For West Side's share of the Open revenues - "between $250,000 and $450,000 last year, depending how you do your accounting, plus some capital improvements we financed," according to Hester - the USTA wanted co-operation in renovating the stadium, increasing seating capacity and modernizing the physical plant at the club.

A new regime at the Open had made improvements for public comfort - better catering, more toilets, less carnival activity under the stadium - and now it was time to rebuild the grounds before they split at the seams. West Side responded with no vision, only indecision.

And so, while the West Side board of governors snoozed like Rip Van Winkle, Hester made a deal with the City of New York to build a $6.1 million facility on 16 1/2 acres of city-owned land in Flushing Meadows Park.

Louis Armstrong Stadium is already there (it was built as the Singer Bowl for the World's Fair) and current plans are to enlarge it by 12,000 seats to be capacity of 20,840 - 6,000 more than can fit in the 54-year-old horse-shoe at West Side.

Another stadium, seating 7,000, will surround a second show court. Seven additional hard-surface courts, all lighted, will have stands for 1,200 people each. This will be the portion used for the Open, but there will be some 20 more outdoor and eight indoor courts for year-round use.

The site is adjacent to Shea Stadium and will have parking space for 8,300 cars.There are subway and Long Island Railroad stations nearby allowing easy access by public transportation.

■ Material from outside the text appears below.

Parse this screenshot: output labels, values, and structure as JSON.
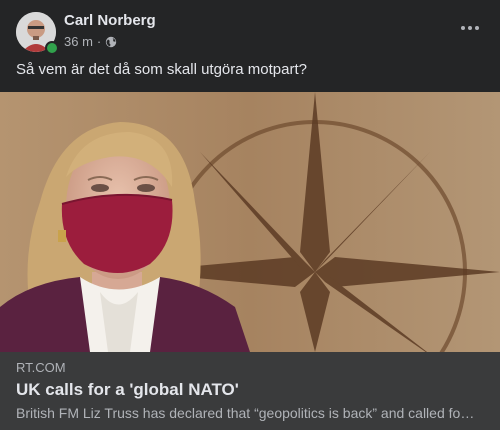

The agreement Hester signed calls for the USTA to build the "racket park," own and operate it for 15 years, and then turn it over to the city. The facility will be open to the public year-round, with revenue from court rental and concessions plus gate receipts from the Open paying the costs of construction and maintenance.

Today, some of the officers of the West Side Tennis Club, who have never battled their way to see a match here, who think they are still living in the world of F. Scott Fitzgerald, held a press conference.

They publicly wailed and bemoaned their misfortune in losing America's premier tennis tournament, saying that losing the Open was a blow to their community - a community they have embraced only when it was convenient, whose citizens they have welcomed only when they had proper credentials. (Of West Side's 1,000 members, none are black and few are Jewish.)

"When the Open comes to Forest Hills, it comes to a friendly environment," said William McCullough, West Side's chairman for the Open. "Now let's talk about moving from a friendly, cooperative environment, something that has gone for 50 years uninterrupted, with complete success, going to an unknown . . .

"The people of Corona, 95 per cent are Negro . . . I say this: that when they move from here to a park, they are going to find that they will have not only trouble in making tennis fans come, but in getting the community to work with them . . . The people of the community want the Open to stay here."

Arthur Ashe said, charitably, "I'd like to talk to Mr. McCullough to see if he really meant what he said, but I'd say at first glance that his remarks were institutionally racist."

West Side president Lindley Hoffman, who seems unaware that scenes on the outside courts during last week's early rounds resembled "Day of the Locust" more than "The Great Gatsby," said that, "We're not convinced the move represents progress."

One suspects that the West Side Tennis Club's board would not recognize progress if it rumbled down Queens Boulevard in a moon buggy.